The cost of living and traveling in Thailand is very low. Entire meals can be purchased for less than $1, beer is dangerously affordable, and visitors can find accommodation options for as little as $3 a night. Be sure to save money before traveling to the Kingdom, but just be aware (and excited) that a little cash can go a long way.
Do not take pictures with booze
Do not take any pictures of yourself drinking alcohol in Thailand and post them online. It has recently been made illegal to do so.
Thailand is a fairly conservative country, so try to keep the public displays of affection to a minimum.
Keep your clothes on
On this same note, remained clothed for the majority of your stay. Swimsuits are acceptable on the beach, not in restaurants or the local 7/11 convenience store. Thailand does have a tropical climate seemingly perfect for going topless, but the locals will surely not appreciate it.
Respect the Buddha
Theravada Buddhism is the main religion practiced in the country. Many of tourists feel inspired to explore this religion while visiting, and often times a visitor or two leaves with a tattoo of a Buddha. This is considered very disrespectful. It is also recommended to not purchase any Buddha image souvenirs.
Bring your own toilet paper
Many of bathrooms do not have toilet paper in Thailand. Instead, they use a funny alternative to a bidet: the bum gun. If the thought of cleaning yourself with a hose of sorts does not sit well, be sure to bring tissues with you wherever it is you go. Many toilets are also simply holes in the ground, which are known as squat toilets.
There are a lot of street dogs
There are a lot of stray dogs in Thailand. They are normally friendly, but some have been treated so poorly by humans they have become aggressive. Many visitors get a rabies shot before coming to the country, as well. This is something just to be aware of as the dogs are often times in terrible condition and is incredibly hard to witness.
Be wary of scams
Though most locals are happy to interact with tourists, others view visitors as an opportunity to make a baht or two. Avoid any tuk-tuk drivers or tour guides who offer to take you to a tailor or gem shop. Those visitors heading to the main temples in Bangkok, especially Wat Pho, Wat Phra Kaew, and Wat Arun, should be wary if a local tells them that the structures are closed for the day. Chances are the temples are open and that person is lying in hopes of taking you elsewhere … for a price, of course.

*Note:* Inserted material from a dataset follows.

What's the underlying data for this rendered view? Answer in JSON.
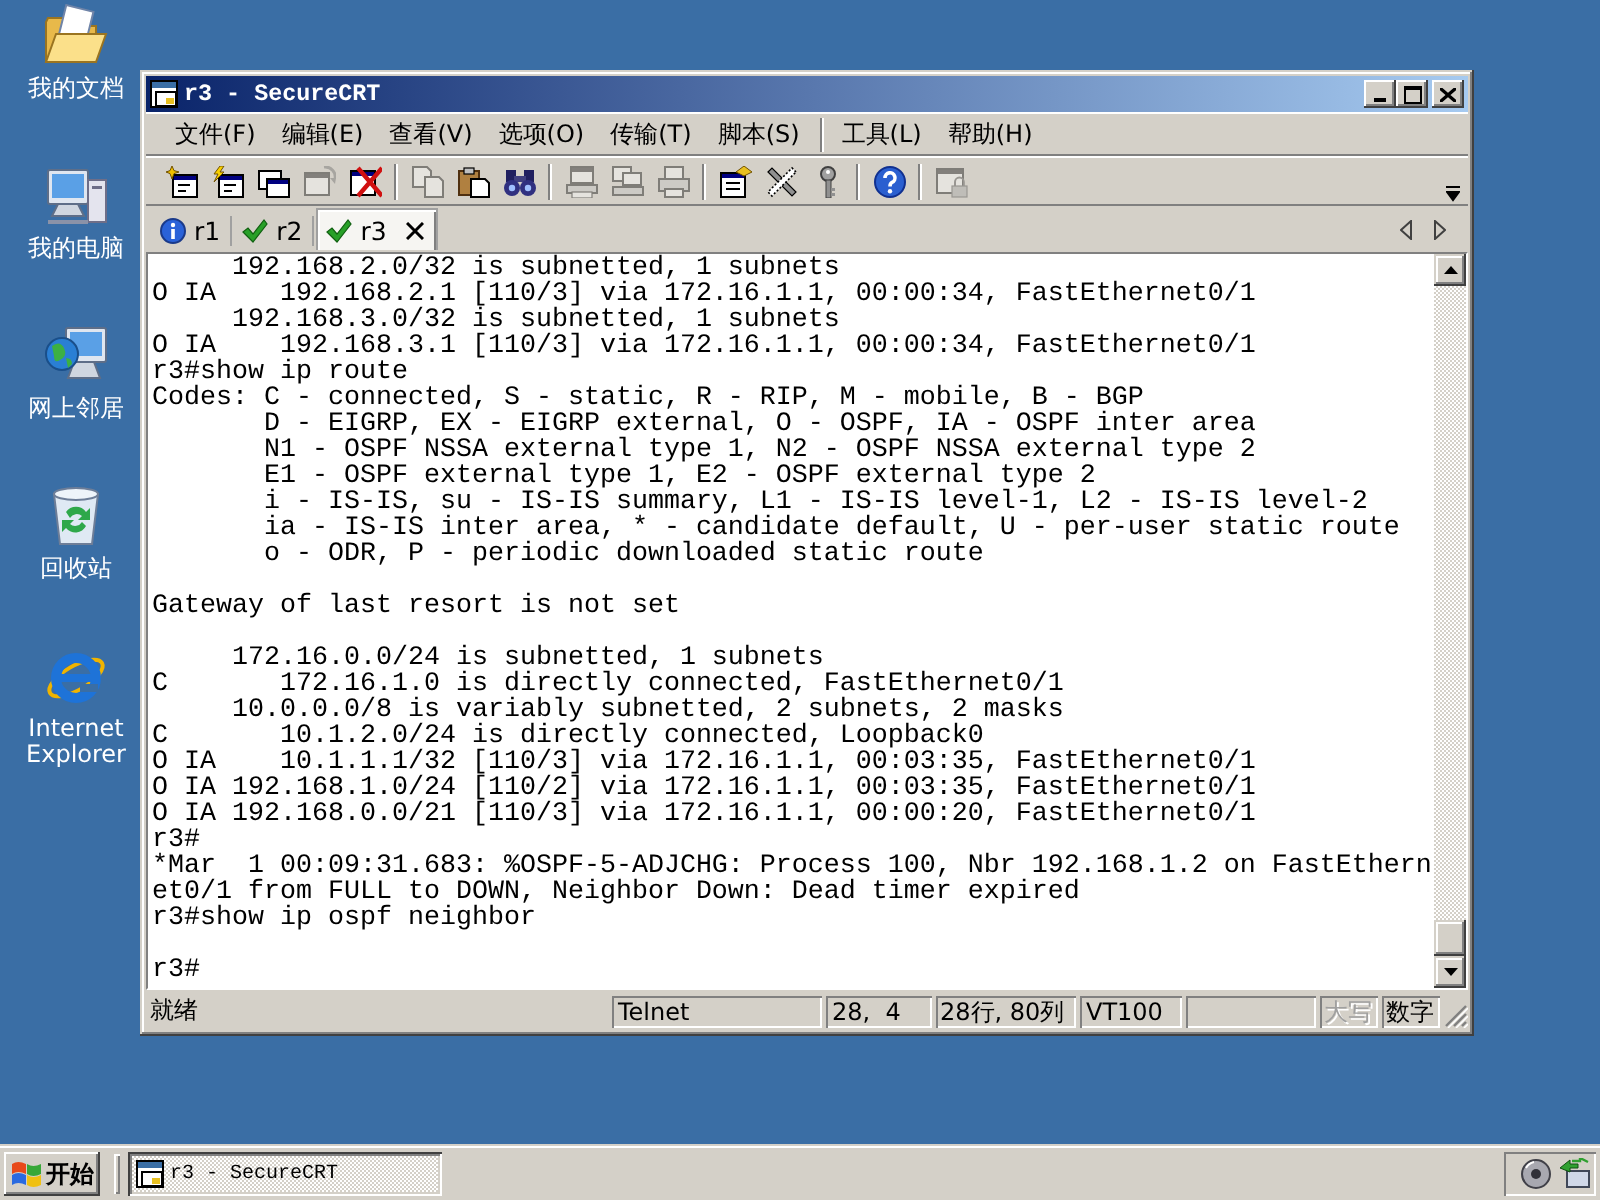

Get ready for the best trip of your life
This may quite possibly be the best trip of your life! We are totally biased as we love Thailand, but a trip to the Land of Smiles is certainly going to be a memorable one. If you need any tips on building an itinerary, please reach out to us and we will help any way we can!